My recent research into the confluence of food and technology via neural networks is inspired by these questions and the increasing intimate relationships we have with technology in our daily lives. As an artist, I am always interested in how we find inspiration and foster creativity. I wondered if the neural network would function like the "I Ching" did for John Cage? Or if perhaps like Marinetti’s "Futurist Cookbook", could using the absurd be seen as a proposition for social and political change? I welcomed the aleatory nature of this AI collaboration with the expectation that it would lead to new and unknown territory. What interests me most about this collaborative work with artificial intelligence, is the idea that this conceptual inquiry can become a sensorial experience. When selecting the recipe data to teach my neural network, I think about intention and expectation as flavors. Would more control over what I feed the neural network lead to more or less delicious results? What does bias taste like?
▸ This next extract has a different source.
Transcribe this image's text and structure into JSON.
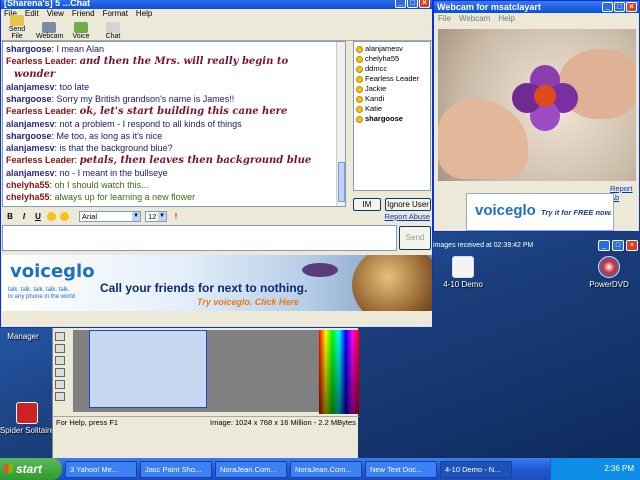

Jeannine Shinoda is an architect and an artist who lives and works in Los Angeles. Her artwork has been shown in exhibitions both internationally and across the United States. She has been a resident at the Kamiyama Artist in Residence (Japan), Autodesk Pier 9 Residency, and the Vermont Studio Center. She is the recipient of the Stewardson Keefe LeBrun Travel Award from the NY-American Institute of Architects for which she traveled to East Africa. Shinoda’s work interrogates the systems present in everyday life via performance and sculpture. She received her Bachelor of Architecture degree from Carnegie Mellon University in 2002, her license in architecture from the state of Oregon in 2011, and her Master of Fine Art degree from the University of Wisconsin-Madison in 2015.